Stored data
________

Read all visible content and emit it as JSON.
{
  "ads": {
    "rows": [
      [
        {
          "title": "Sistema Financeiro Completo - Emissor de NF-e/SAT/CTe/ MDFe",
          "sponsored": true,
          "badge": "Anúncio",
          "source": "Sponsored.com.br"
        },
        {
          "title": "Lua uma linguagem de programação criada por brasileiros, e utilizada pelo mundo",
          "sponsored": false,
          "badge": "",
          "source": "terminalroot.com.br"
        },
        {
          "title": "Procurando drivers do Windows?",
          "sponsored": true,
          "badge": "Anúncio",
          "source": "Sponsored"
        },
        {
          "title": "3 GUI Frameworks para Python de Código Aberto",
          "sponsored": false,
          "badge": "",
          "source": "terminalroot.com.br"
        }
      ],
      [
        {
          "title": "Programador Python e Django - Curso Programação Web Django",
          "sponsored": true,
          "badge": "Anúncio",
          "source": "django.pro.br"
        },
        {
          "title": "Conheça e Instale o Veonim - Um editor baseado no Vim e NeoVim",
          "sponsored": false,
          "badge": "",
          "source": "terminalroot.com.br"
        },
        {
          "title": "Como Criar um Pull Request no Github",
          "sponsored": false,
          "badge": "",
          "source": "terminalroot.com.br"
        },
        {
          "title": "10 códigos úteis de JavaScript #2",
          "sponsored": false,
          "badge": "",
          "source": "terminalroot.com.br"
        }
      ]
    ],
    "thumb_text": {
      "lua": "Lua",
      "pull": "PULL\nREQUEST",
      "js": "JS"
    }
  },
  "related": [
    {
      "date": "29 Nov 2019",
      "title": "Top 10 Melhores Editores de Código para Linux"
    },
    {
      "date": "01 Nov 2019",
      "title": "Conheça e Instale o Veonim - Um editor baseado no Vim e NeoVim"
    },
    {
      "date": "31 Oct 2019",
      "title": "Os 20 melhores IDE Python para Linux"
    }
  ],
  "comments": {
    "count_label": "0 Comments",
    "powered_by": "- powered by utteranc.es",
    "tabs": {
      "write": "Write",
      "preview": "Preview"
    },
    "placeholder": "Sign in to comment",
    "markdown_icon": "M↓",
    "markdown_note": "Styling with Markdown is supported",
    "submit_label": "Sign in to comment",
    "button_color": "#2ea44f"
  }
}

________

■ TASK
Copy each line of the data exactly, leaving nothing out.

■ ANSWER SECTION
Read all visible content and emit it as JSON.
{
  "ads": {
    "rows": [
      [
        {
          "title": "Sistema Financeiro Completo - Emissor de NF-e/SAT/CTe/ MDFe",
          "sponsored": true,
          "badge": "Anúncio",
          "source": "Sponsored.com.br"
        },
        {
          "title": "Lua uma linguagem de programação criada por brasileiros, e utilizada pelo mundo",
          "sponsored": false,
          "badge": "",
          "source": "terminalroot.com.br"
        },
        {
          "title": "Procurando drivers do Windows?",
          "sponsored": true,
          "badge": "Anúncio",
          "source": "Sponsored"
        },
        {
          "title": "3 GUI Frameworks para Python de Código Aberto",
          "sponsored": false,
          "badge": "",
          "source": "terminalroot.com.br"
        }
      ],
      [
        {
          "title": "Programador Python e Django - Curso Programação Web Django",
          "sponsored": true,
          "badge": "Anúncio",
          "source": "django.pro.br"
        },
        {
          "title": "Conheça e Instale o Veonim - Um editor baseado no Vim e NeoVim",
          "sponsored": false,
          "badge": "",
          "source": "terminalroot.com.br"
        },
        {
          "title": "Como Criar um Pull Request no Github",
          "sponsored": false,
          "badge": "",
          "source": "terminalroot.com.br"
        },
        {
          "title": "10 códigos úteis de JavaScript #2",
          "sponsored": false,
          "badge": "",
          "source": "terminalroot.com.br"
        }
      ]
    ],
    "thumb_text": {
      "lua": "Lua",
      "pull": "PULL\nREQUEST",
      "js": "JS"
    }
  },
  "related": [
    {
      "date": "29 Nov 2019",
      "title": "Top 10 Melhores Editores de Código para Linux"
    },
    {
      "date": "01 Nov 2019",
      "title": "Conheça e Instale o Veonim - Um editor baseado no Vim e NeoVim"
    },
    {
      "date": "31 Oct 2019",
      "title": "Os 20 melhores IDE Python para Linux"
    }
  ],
  "comments": {
    "count_label": "0 Comments",
    "powered_by": "- powered by utteranc.es",
    "tabs": {
      "write": "Write",
      "preview": "Preview"
    },
    "placeholder": "Sign in to comment",
    "markdown_icon": "M↓",
    "markdown_note": "Styling with Markdown is supported",
    "submit_label": "Sign in to comment",
    "button_color": "#2ea44f"
  }
}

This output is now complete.